SOURCE INFORMATION:

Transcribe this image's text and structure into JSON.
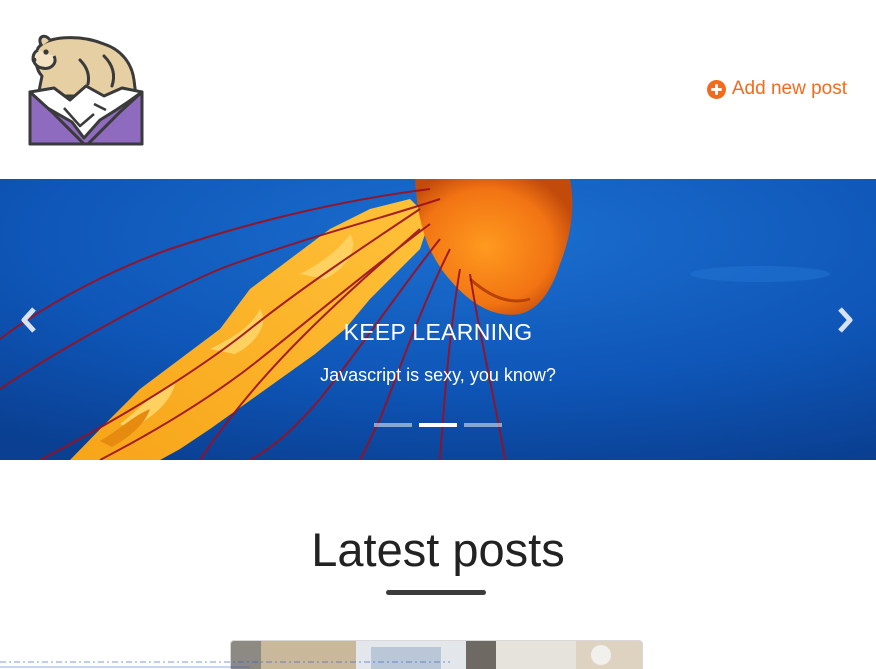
{
  "header": {
    "add_post_label": "Add new post",
    "accent_color": "#f26b1d",
    "logo_icon": "polar-bear-logo-icon",
    "add_icon": "plus-circle-icon"
  },
  "carousel": {
    "title": "KEEP LEARNING",
    "text": "Javascript is sexy, you know?",
    "slide_count": 3,
    "active_slide": 2,
    "prev_icon": "chevron-left-icon",
    "next_icon": "chevron-right-icon"
  },
  "latest": {
    "title": "Latest posts"
  }
}
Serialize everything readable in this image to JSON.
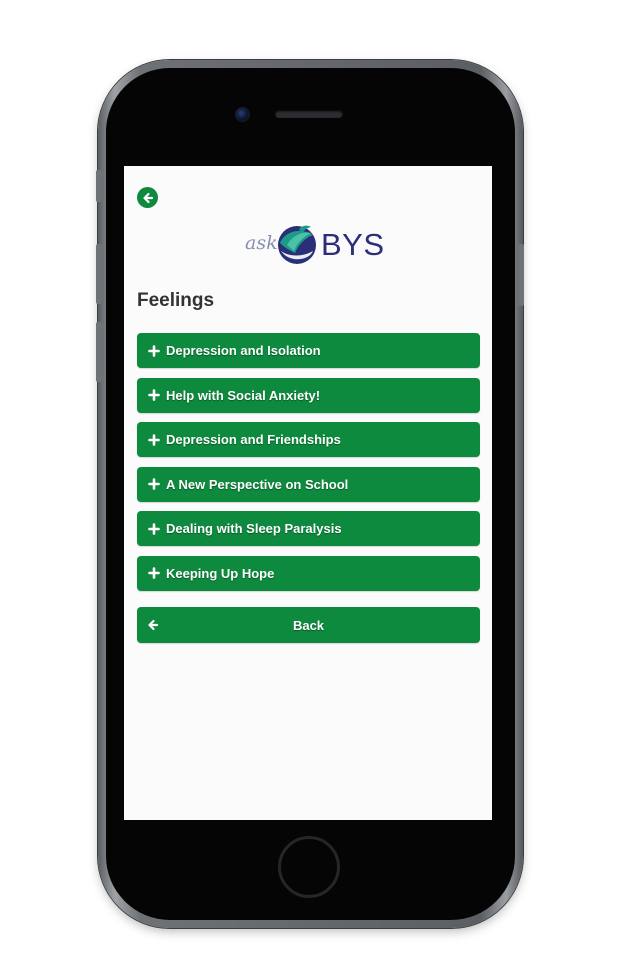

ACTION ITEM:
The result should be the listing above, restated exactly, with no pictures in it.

RESPONSE TO THIS TASK:
Transcribe this image's text and structure into JSON.
{
  "header": {
    "add_post_label": "Add new post",
    "accent_color": "#f26b1d",
    "logo_icon": "polar-bear-logo-icon",
    "add_icon": "plus-circle-icon"
  },
  "carousel": {
    "title": "KEEP LEARNING",
    "text": "Javascript is sexy, you know?",
    "slide_count": 3,
    "active_slide": 2,
    "prev_icon": "chevron-left-icon",
    "next_icon": "chevron-right-icon"
  },
  "latest": {
    "title": "Latest posts"
  }
}
Serialize everything readable in this image to JSON.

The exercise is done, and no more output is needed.